Oh, these Yanks just crack me up sometimes. As Marion has mentioned a number of times she is in Cape Breton which last time I looked was not part of the U.S.
Similarly, the words "budget" and "Martin" do not run harmoniously together. Guilds are more affordable, but not very much so in Canada where they are not all that common. (Well, I like 'em and was seriously considering one before my fortuitous encounter with Mr Fieldings old Lowden this summer).
The $400 is nice to know, but that's probably why you shouldn't plan on selling it to finance your new one. Someday you will find someone who likes it enough to pay something close to that, but if you are in a hurry you are likely to settle for far less. However, NOW is the best time to sell an instrument, i.e. Christmas shopping season. Try putting an ad in the local scandalizer, ask $300 (plus the cost of the setup; do the setup), mention the appraised value. (You can double your money easily from almost any yard-sale guitar with a straight neck by putting new strings on, tweaking the action, replacing broken tuners, and cleaning it up--you now have a good playable "student guitar" with very little investment.)

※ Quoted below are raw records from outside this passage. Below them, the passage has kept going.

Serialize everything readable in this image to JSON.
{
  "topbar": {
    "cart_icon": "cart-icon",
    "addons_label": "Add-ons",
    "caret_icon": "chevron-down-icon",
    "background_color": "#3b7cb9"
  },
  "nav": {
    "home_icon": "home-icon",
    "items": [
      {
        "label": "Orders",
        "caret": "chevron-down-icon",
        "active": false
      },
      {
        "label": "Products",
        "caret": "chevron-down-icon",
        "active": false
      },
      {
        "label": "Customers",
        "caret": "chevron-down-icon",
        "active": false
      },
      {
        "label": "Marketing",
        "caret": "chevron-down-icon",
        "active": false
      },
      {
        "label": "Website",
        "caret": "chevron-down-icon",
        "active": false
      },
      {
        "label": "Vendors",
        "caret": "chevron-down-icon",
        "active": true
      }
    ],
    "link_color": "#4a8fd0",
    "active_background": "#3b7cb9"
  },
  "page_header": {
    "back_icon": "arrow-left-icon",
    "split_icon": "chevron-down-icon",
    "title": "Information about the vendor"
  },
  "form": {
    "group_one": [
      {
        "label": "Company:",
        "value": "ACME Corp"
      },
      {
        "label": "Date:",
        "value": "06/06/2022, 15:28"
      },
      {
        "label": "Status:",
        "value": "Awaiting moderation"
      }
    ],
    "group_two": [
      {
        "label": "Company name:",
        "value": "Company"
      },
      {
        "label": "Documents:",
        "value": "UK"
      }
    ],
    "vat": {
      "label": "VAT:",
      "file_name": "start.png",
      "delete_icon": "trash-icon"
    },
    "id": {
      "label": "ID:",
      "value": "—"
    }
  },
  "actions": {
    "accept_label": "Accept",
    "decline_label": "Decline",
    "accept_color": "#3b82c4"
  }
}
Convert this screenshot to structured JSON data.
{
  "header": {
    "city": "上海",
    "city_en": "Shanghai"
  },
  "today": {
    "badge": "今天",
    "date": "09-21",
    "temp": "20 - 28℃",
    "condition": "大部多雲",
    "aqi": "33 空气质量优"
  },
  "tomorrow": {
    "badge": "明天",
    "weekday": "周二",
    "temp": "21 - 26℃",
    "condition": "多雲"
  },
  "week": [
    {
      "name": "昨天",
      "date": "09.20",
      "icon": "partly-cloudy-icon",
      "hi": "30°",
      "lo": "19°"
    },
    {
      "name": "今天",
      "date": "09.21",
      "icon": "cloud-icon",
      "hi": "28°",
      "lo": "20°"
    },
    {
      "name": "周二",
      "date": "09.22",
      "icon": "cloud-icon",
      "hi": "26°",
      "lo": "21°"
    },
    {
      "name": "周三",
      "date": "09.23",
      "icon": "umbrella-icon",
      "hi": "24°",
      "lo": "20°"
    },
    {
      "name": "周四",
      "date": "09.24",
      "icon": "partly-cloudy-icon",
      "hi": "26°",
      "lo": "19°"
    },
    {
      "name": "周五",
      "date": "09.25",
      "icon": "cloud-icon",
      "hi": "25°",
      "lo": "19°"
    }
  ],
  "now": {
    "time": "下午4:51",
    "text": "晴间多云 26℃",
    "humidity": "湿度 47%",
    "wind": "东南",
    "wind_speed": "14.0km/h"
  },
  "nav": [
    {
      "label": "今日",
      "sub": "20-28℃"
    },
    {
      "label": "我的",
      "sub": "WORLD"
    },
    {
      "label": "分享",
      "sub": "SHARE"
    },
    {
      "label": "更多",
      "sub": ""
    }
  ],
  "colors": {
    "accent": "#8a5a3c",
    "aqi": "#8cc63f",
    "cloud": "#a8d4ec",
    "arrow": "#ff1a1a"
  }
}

The Seagulls, Simon & Patricks, Art & Lutherie models coming out of La Patrie Quebec (guitar town in the Eastern Townships--see lasido.com are pretty unbeatable value if as I infer you're looking in the 'under $500' range.
But since you're hanging around with musicians all the time (or should be), that's one of your best chances. One of them has one too many guitars, due to an impulsive nature...trust me, I know what that's about. And if it was owned by a working musician, it's a players' guitar with dings and scratches, not a cheap imitation or an expensive collectible.